Cronuts for breakfast. Anyone whose had one, that’s not on a diet, should agree that it’s a delicious option – but we are in for a surprise. Still fluffy and light, Caleb has no problem cutting them down the middle. The chocolate hazelnut was like an orgy of flavors in my mouth, but the strawberry mascarpone tasted like soap – the cute pink bars found in small motels, but it’s not what I intended to ingest this morning – so I didn’t.
We are 45 minutes from the Herbert Hoover National Historic Site upon waking. This gives us plenty of time to park, watch the elderly couples walk around, explore the Prairie Trails, visit the gravesite, and take a peek at the downtown historic district. We learned that this treeless landscape used to be fatal in winter and full of summer fires until a young blacksmith invented a steel plow in 1837 – his name was John Deere. This small tool would change the life of West Branch and bring it into its Golden Era of Agriculture.
Rangers are making their rounds and buildings are opening their doors. The Presidential Library and Museum looks impressive from the outside and the fee charged helps keep us on schedule. We visit the Friends Meetinghouse where the Quakers held segregated (guys and gals) silent meditation services. At the visitor center we watch a film that shows Hoover’s youth, the impression he made on the world, his fulfillment of presidential duties, and the public services he continued to work on after his time as the 31st in Office.
Traveling on a holiday has its ups and downs – as long as you remember to prepare. We hadn’t. The parks we encounter today are open and not crowded, but it’s our fault that we had to crave perogies and kolaches while heading towards Omaha, Nebraska that’s known for its Czech desserts and availability of a Polish-style dinner. We inquired in a pet store and gas station – the only two places we could see people inside. We settled for leftover pizza and an afternoon walk with the dogs.
Being nearby and enjoying ourselves so much last time we decide to make a return trip to Homestead National Monument of America. A few weeks ago, when this trip began, we had pulled up to the park booth as usual, but this time our annual pass was nowhere to be found. We had left it at home in our smaller passport book and had with us the explorer anniversary edition – sans pass. Luckily the park system is still giving the military a free card and we get one for our larger passport book.

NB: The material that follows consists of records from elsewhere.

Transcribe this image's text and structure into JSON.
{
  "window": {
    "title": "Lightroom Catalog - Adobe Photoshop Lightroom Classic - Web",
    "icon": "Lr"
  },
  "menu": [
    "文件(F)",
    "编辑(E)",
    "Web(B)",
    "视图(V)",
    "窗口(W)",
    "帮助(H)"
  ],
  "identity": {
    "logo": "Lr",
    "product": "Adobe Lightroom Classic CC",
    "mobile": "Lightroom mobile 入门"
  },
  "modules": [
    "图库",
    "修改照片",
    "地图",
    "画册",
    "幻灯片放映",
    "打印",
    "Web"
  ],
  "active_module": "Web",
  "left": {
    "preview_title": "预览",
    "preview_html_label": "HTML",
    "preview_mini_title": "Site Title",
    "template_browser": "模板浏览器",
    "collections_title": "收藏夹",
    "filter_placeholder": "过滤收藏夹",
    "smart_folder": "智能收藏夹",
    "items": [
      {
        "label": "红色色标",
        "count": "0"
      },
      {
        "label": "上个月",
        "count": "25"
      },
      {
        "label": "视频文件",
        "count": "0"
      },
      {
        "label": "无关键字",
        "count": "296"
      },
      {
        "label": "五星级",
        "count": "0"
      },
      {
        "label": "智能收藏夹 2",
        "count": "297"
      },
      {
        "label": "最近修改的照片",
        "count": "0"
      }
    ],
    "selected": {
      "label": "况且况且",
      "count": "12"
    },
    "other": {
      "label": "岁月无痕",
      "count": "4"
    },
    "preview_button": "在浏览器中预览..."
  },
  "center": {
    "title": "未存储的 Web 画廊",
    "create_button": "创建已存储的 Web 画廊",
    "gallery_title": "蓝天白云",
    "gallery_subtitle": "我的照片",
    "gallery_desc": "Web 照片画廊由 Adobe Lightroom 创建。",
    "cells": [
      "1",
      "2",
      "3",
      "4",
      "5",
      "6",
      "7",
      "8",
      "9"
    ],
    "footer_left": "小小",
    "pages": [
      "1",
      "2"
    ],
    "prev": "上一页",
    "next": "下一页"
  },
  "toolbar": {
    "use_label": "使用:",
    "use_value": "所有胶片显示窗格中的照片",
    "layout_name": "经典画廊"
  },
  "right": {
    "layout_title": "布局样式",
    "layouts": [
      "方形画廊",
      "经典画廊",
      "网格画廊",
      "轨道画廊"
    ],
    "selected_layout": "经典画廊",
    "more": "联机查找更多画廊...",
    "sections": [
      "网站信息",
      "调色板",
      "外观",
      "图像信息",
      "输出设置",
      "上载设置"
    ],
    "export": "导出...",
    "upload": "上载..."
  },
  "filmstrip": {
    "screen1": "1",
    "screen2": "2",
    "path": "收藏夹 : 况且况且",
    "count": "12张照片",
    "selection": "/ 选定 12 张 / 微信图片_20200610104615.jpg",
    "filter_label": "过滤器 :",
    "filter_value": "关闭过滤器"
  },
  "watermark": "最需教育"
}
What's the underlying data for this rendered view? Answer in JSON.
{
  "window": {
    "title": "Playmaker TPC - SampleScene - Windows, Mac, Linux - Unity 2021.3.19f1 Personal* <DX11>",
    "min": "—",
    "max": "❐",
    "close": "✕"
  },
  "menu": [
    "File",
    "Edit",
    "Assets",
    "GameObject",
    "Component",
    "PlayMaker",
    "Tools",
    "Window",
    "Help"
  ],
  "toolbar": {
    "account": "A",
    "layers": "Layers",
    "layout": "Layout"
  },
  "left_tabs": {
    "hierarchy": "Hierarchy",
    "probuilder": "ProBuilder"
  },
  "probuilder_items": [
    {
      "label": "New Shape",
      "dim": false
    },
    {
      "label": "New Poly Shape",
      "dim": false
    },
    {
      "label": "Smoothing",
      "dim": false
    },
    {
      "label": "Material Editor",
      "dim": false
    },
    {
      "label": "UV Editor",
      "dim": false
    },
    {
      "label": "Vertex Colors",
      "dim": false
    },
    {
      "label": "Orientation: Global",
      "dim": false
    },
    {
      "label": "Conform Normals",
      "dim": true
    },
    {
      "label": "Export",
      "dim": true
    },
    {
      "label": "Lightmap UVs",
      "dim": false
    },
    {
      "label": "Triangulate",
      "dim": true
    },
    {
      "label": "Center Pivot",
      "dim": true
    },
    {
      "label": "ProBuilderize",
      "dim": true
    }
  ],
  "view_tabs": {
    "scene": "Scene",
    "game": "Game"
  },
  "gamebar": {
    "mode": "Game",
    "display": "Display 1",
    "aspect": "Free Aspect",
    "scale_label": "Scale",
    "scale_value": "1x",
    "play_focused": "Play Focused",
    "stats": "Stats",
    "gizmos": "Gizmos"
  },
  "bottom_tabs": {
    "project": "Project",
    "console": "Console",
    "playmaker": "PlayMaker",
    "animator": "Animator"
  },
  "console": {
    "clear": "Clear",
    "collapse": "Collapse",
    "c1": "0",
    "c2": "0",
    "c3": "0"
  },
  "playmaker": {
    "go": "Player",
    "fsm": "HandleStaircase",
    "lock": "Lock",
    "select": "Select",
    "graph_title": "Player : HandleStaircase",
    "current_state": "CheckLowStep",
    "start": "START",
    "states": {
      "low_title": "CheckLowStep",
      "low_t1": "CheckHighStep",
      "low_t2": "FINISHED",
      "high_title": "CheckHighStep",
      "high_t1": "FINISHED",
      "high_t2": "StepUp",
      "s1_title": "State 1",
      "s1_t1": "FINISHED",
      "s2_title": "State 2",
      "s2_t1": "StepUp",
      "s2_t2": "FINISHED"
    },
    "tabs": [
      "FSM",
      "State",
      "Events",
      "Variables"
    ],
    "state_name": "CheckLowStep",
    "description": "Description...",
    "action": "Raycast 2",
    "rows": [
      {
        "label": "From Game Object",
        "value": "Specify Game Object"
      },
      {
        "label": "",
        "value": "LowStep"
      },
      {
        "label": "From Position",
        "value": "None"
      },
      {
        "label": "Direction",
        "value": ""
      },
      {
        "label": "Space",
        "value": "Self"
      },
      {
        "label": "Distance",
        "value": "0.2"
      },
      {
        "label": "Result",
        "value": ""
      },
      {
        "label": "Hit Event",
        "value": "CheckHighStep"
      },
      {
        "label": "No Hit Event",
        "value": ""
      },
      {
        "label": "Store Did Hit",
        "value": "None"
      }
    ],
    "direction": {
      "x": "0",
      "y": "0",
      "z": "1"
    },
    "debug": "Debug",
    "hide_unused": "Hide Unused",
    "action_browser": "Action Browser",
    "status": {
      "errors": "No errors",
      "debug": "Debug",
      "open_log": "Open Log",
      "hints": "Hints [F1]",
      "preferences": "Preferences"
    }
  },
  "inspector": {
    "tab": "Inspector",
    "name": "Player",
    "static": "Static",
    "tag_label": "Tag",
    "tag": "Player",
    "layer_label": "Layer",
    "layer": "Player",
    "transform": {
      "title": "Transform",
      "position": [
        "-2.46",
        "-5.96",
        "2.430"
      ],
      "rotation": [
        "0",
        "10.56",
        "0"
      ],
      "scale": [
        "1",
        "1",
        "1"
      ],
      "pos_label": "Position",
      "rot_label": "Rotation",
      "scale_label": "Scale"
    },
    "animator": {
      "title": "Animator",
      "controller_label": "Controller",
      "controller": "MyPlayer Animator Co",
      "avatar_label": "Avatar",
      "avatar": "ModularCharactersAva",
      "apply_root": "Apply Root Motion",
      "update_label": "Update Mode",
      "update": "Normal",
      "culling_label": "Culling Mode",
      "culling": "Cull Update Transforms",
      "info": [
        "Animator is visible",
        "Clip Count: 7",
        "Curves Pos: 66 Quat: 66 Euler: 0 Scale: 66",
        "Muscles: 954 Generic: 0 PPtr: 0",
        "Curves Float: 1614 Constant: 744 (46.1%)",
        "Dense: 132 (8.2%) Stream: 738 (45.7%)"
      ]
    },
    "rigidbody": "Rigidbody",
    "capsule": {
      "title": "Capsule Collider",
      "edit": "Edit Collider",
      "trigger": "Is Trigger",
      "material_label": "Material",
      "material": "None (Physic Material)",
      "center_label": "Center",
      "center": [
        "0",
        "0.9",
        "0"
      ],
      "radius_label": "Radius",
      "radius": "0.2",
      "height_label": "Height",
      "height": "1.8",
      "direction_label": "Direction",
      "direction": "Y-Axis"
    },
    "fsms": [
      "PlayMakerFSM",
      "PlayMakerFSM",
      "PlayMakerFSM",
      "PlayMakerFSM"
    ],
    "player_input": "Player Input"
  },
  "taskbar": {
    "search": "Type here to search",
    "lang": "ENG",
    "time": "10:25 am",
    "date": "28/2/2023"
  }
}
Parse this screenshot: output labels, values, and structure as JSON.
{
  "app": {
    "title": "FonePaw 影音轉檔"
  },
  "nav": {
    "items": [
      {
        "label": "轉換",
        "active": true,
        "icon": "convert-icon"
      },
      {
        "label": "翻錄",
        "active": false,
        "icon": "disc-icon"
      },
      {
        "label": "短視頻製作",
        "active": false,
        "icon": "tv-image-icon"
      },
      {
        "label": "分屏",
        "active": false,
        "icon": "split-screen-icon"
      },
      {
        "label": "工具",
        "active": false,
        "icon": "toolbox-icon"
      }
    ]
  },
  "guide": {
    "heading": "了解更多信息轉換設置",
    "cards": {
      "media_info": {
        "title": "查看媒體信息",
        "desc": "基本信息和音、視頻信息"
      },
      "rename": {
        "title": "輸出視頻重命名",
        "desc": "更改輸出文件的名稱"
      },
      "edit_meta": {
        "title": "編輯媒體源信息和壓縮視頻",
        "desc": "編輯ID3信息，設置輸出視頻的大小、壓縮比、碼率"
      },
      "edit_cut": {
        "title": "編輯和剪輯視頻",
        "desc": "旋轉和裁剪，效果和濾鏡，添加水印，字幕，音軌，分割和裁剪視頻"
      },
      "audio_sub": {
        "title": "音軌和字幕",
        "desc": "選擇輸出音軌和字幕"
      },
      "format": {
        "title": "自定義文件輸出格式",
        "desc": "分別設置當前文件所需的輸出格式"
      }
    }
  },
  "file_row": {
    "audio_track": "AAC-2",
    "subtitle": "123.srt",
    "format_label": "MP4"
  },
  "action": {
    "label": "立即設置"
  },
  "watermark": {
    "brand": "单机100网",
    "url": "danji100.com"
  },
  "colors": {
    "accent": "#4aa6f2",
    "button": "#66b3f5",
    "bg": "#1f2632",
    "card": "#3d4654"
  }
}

This gets Caleb thinking that now that I have two it’s time he gets one of his own. We buy him the kids’ passport companion and I’m happy to see his eagerness in filling it in. He will get his first chance for a ranger signature (only ones that stand out in conversation, knowledge, and kindness) while at Homestead. We had planned on walking the dogs from the Heritage Center to the Education Center, a distance of about half a mile. That changed when we went inside and met Ranger Molly.
Caleb got to try his hand at making butter and we admired the corn husk dolls made by previous visitors. We started discussing our last visit and an hour later we had talked about travels, education, history, and parks in New Zealand. We had walked out to the car when Caleb made his decision as to who could sign his book. Molly was more than thrilled and honored to be the first to autograph his passport.
The Kansas state sign on the 81-S entrance is unique – as they all are, but I like the way this one incorporates a Latin phrase, “through difficulties to the stars” with 34 stars representing their admittance to the Union in 1861. We stop in Belleville for a snack and upon seeing a f’REAL! gas station milkshake machine (which first caught our eye in a Wawa station on the east coast some years ago) we try a new flavor – cake batter. I’m usually not one for unbaked-goods in other dessert forms, but this cake in a cup included some tasty factors – creamy, frosty, and sweet.
Further down the road is something we hadn’t thought about. Kansas is known for their collection of the largest this and that, but they also get to claim to have a town as the geological center of the contiguous United States – Lebanon. There are a bunch of different signs, markers, and a corkboard that remind visitors where they are and have newspaper clippings with background information – who found it and when – a government survey in 1898. The landmark here is the chapel that seats 8 with one podium and four windows.
What looks like a short drive on the map always takes longer in reality. The sun is starting to set and we stop to see a house with rocks piled up on the rear and one side to protect from tornadoes. I don’t know if it works or not, but the house is still there. I’m used to seeing the sun’s rays come through the clouds at all bright points in the day. What I have yet to see until now are rays emanating from the horizon. For those that think the Great Plains are boring it’s either because they’ve only seen crop squares as they fly over or they live there and have forgotten to appreciate what makes the state one of the great.
I stayed with my grandparents once when I was still losing teeth and Caleb and I drove through during winter in 2011 and there have been visits in-between. I’ve seen some of the cities and I’ve seen the cornfields, but I had yet to watch the coming of night in Kansas. We set up camp near the lake at Webster State Park. I got to watch light turn to dark, the stars shine bright and plenty, and to see a childhood favorite – lightning bugs. It’s the simple, natural, and unexplainable parts of my youth, and tonight, that I love best.